The pretty cottage was demolished over sixty years ago and the signpost has gone; all that remains to mark the spot is a collection of modern street furniture. It is difficult to know exactly when the cottage was taken down but the last date we have of pictures of the cottage at Rider Point is 1919/20[13] and the last OS map where the building is clearly drawn dates from 1922.

Rider Point, with horse and coach
Another undated card, but the plant in the middle of the building has become quite large and
was beginning to grow over the upper windows whereas the bush on the right is small.

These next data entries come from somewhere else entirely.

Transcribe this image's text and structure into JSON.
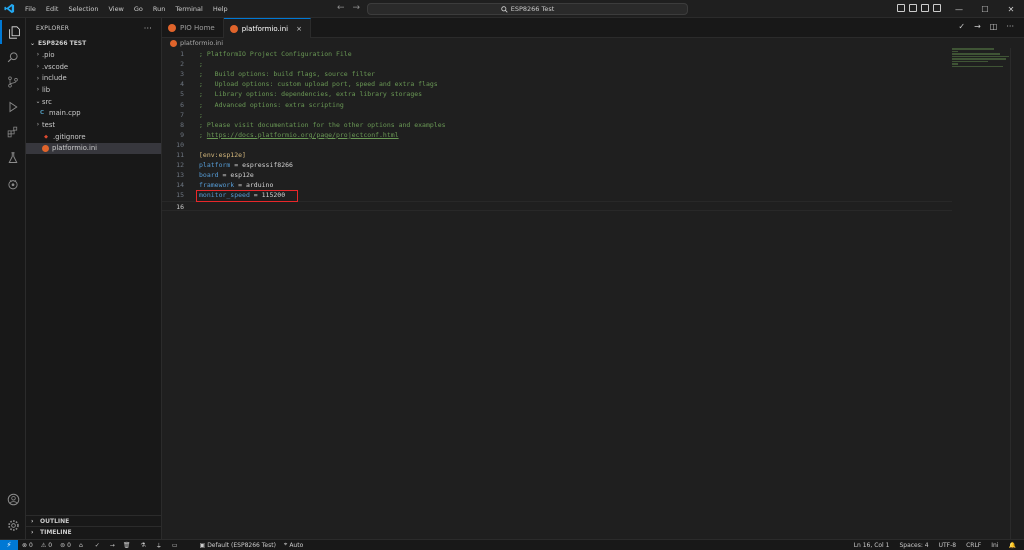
{
  "titlebar": {
    "menu": [
      "File",
      "Edit",
      "Selection",
      "View",
      "Go",
      "Run",
      "Terminal",
      "Help"
    ],
    "search": "ESP8266 Test"
  },
  "activity": {
    "items": [
      {
        "name": "explorer-icon",
        "active": true
      },
      {
        "name": "search-icon",
        "active": false
      },
      {
        "name": "source-control-icon",
        "active": false
      },
      {
        "name": "run-debug-icon",
        "active": false
      },
      {
        "name": "extensions-icon",
        "active": false
      },
      {
        "name": "testing-icon",
        "active": false
      },
      {
        "name": "platformio-icon",
        "active": false
      }
    ],
    "bottom": [
      "account-icon",
      "settings-gear-icon"
    ]
  },
  "sidebar": {
    "title": "EXPLORER",
    "project": "ESP8266 TEST",
    "tree": [
      {
        "label": ".pio",
        "type": "folder",
        "depth": 0,
        "expanded": false
      },
      {
        "label": ".vscode",
        "type": "folder",
        "depth": 0,
        "expanded": false
      },
      {
        "label": "include",
        "type": "folder",
        "depth": 0,
        "expanded": false
      },
      {
        "label": "lib",
        "type": "folder",
        "depth": 0,
        "expanded": false
      },
      {
        "label": "src",
        "type": "folder",
        "depth": 0,
        "expanded": true
      },
      {
        "label": "main.cpp",
        "type": "cpp",
        "depth": 1
      },
      {
        "label": "test",
        "type": "folder",
        "depth": 0,
        "expanded": false
      },
      {
        "label": ".gitignore",
        "type": "git",
        "depth": 0
      },
      {
        "label": "platformio.ini",
        "type": "pio",
        "depth": 0,
        "selected": true
      }
    ],
    "outline": "OUTLINE",
    "timeline": "TIMELINE"
  },
  "tabs": [
    {
      "label": "PIO Home",
      "active": false
    },
    {
      "label": "platformio.ini",
      "active": true,
      "close": "×"
    }
  ],
  "breadcrumb": "platformio.ini",
  "editor": {
    "lines": [
      {
        "n": "1",
        "tokens": [
          {
            "t": "; PlatformIO Project Configuration File",
            "c": "comment"
          }
        ]
      },
      {
        "n": "2",
        "tokens": [
          {
            "t": ";",
            "c": "comment"
          }
        ]
      },
      {
        "n": "3",
        "tokens": [
          {
            "t": ";   Build options: build flags, source filter",
            "c": "comment"
          }
        ]
      },
      {
        "n": "4",
        "tokens": [
          {
            "t": ";   Upload options: custom upload port, speed and extra flags",
            "c": "comment"
          }
        ]
      },
      {
        "n": "5",
        "tokens": [
          {
            "t": ";   Library options: dependencies, extra library storages",
            "c": "comment"
          }
        ]
      },
      {
        "n": "6",
        "tokens": [
          {
            "t": ";   Advanced options: extra scripting",
            "c": "comment"
          }
        ]
      },
      {
        "n": "7",
        "tokens": [
          {
            "t": ";",
            "c": "comment"
          }
        ]
      },
      {
        "n": "8",
        "tokens": [
          {
            "t": "; Please visit documentation for the other options and examples",
            "c": "comment"
          }
        ]
      },
      {
        "n": "9",
        "tokens": [
          {
            "t": "; ",
            "c": "comment"
          },
          {
            "t": "https://docs.platformio.org/page/projectconf.html",
            "c": "link"
          }
        ]
      },
      {
        "n": "10",
        "tokens": []
      },
      {
        "n": "11",
        "tokens": [
          {
            "t": "[env:esp12e]",
            "c": "section"
          }
        ]
      },
      {
        "n": "12",
        "tokens": [
          {
            "t": "platform",
            "c": "key"
          },
          {
            "t": " = ",
            "c": "eq"
          },
          {
            "t": "espressif8266",
            "c": "val"
          }
        ]
      },
      {
        "n": "13",
        "tokens": [
          {
            "t": "board",
            "c": "key"
          },
          {
            "t": " = ",
            "c": "eq"
          },
          {
            "t": "esp12e",
            "c": "val"
          }
        ]
      },
      {
        "n": "14",
        "tokens": [
          {
            "t": "framework",
            "c": "key"
          },
          {
            "t": " = ",
            "c": "eq"
          },
          {
            "t": "arduino",
            "c": "val"
          }
        ]
      },
      {
        "n": "15",
        "tokens": [
          {
            "t": "monitor_speed",
            "c": "key"
          },
          {
            "t": " = ",
            "c": "eq"
          },
          {
            "t": "115200",
            "c": "val"
          }
        ]
      },
      {
        "n": "16",
        "tokens": [],
        "current": true
      }
    ]
  },
  "status": {
    "left": [
      {
        "icon": "error-icon",
        "text": "0"
      },
      {
        "icon": "warning-icon",
        "text": "0"
      },
      {
        "icon": "notification-port-icon",
        "text": "0"
      },
      {
        "icon": "home-icon",
        "text": ""
      },
      {
        "icon": "build-check-icon",
        "text": "✓"
      },
      {
        "icon": "upload-arrow-icon",
        "text": "→"
      },
      {
        "icon": "clean-trash-icon",
        "text": ""
      },
      {
        "icon": "test-flask-icon",
        "text": ""
      },
      {
        "icon": "serial-plug-icon",
        "text": ""
      },
      {
        "icon": "terminal-icon",
        "text": ""
      },
      {
        "icon": "env-folder-icon",
        "text": "Default (ESP8266 Test)"
      },
      {
        "icon": "auto-port-icon",
        "text": "Auto"
      }
    ],
    "right": [
      "Ln 16, Col 1",
      "Spaces: 4",
      "UTF-8",
      "CRLF",
      "Ini"
    ]
  },
  "colors": {
    "accent": "#0078d4",
    "highlight_box": "#e8272a",
    "pio_orange": "#e0642b"
  }
}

Below is a lovely water colour painting of the house by S. T. Wardle. The picture was taken to New Zealand by Audrey Constance Ward when she and her young husband Richard emigrated in 1919. Perhaps it was a memento of home, or a memory of an outing to the Via Gellia. Audrey had lived at Awsworth in Nottinghamshire where her father, Richard Place, was the headmaster of an elementary school.

Water colour of Rider Point

Read a poem about the Via Gellia

1. Top postcard: "Matlock Bath, Rider Point, Via Gellia". Published by Stengel & Co. Ltd., 39 Redcross Street, London E. C.,No.16037. Printed at Works, Dresden. Posted on 12 Aug 1907. Message not relevant to image. In the collection of and © Ann Andrews.
2. Second postcard: "Rider Point, Via Gellia, Nr. Matlock Bath". One of the Artistic Series, A. P. Co., 9 Bury Court, St. Mary Axe, London, E.C. No.1941. Chromotyped in Saxony. This image replaces an earlier version and was posted in Derby on 27 March 1905. The original image was posted 1909, but others with same view and publisher were posted 1906.
3. Third postcard "Rider Point, Via Gellia. Published by C. Colledge, Stationer, Matlock. Unnumbered. Posted 8 Aug 1906 at Matlock Bridge.
4. Fourth postcard "Rider Point, Near Matlock". E. T. W. Dennis and Sons Ltd, London and Scarborough, No.20513. Dainty Series. Printed in England.
5. Watercolour painting © Audrey Constance Ward family collection, photographed by Andrew Meyer.
Information researched, written by and © Ann Andrews.
Intended for personal use only.

References (coloured hyperlinks are mainly to transcripts elsewhere on this website):

[1] Rhodes, Ebenezer (1824) "Peak Scenery" pub. London, Longman, Hurst, Rees, Orme, Brown, and Green, Paternoster Row (p.312). See the map from Rhodes' book, which is another part of this web site. Via Gellia isn't shown on the map, but it was included in one of his journeys.

[2] "The Derby Mercury", 28 Mar 1894.

[3] Thomas' father was Samuel Bainbridge whilst Emma's father was Francis Wagstaff.

[4] Thomas and Emma's eldest daughter Ann, later Ann Bridgwood of Kniveton, died at Rider Point in March 1884. She was taken ill whilst visiting her father's home ("The Sheffield & Rotherham Independent").

[5] FindMyPast has census transcripts. References for this family include: 1881, Rider Point Gate, RG11/3426 f79 p11 s21 when Thomas was a gamekeeper; 1901, Ryder Point, Hopton, RG13/3240 f74 p4 s20.

[6] "The London Gazette". Thomas Bainbridge did not leave a Will, but his estate was administered by Thomas Bainbridge of Derby, a bricklayer.

[7] "Belper News", 2 April 1920. Lily Matilda was 40 years old and had lived at the house all her life.

[8] "Derbyshire Courier", 11 September 1920. Roadside Grazing.

[9] 1939 Register.

[10] "Kelly's Directory of Derbyshire, 1912" (Hopton) - Refreshment Rooms, Ryder Point.

[11] "Derbyshire Advertiser and Journal", 15 December 1911. Sale notice placed by his representatives to be auctioned by George Marsden & Son of Wirksworth on 20 Dec 1911.

[12] "Derbyshire Courier", 2 August 1919. The motorcycle of William Crowder Johnson with his cousin George Cotterill as his passenger, collided with one of Mr. Allen's taxis whilst avoiding fowls in the road. The men on the cycle and the taxi driver were from Matlock. Both vehicles were wrecked and Cotterill's injuries were deemed to be serious.

[13] With thanks to Ken Smith for checking his collection.

There is more on site information about Bonsall on this website:
The Andrews Pages : Picture Gallery, Derbyshire has several photographs and old cards.
Kelly's Directory, 1891 - transcript of Bonsall entry.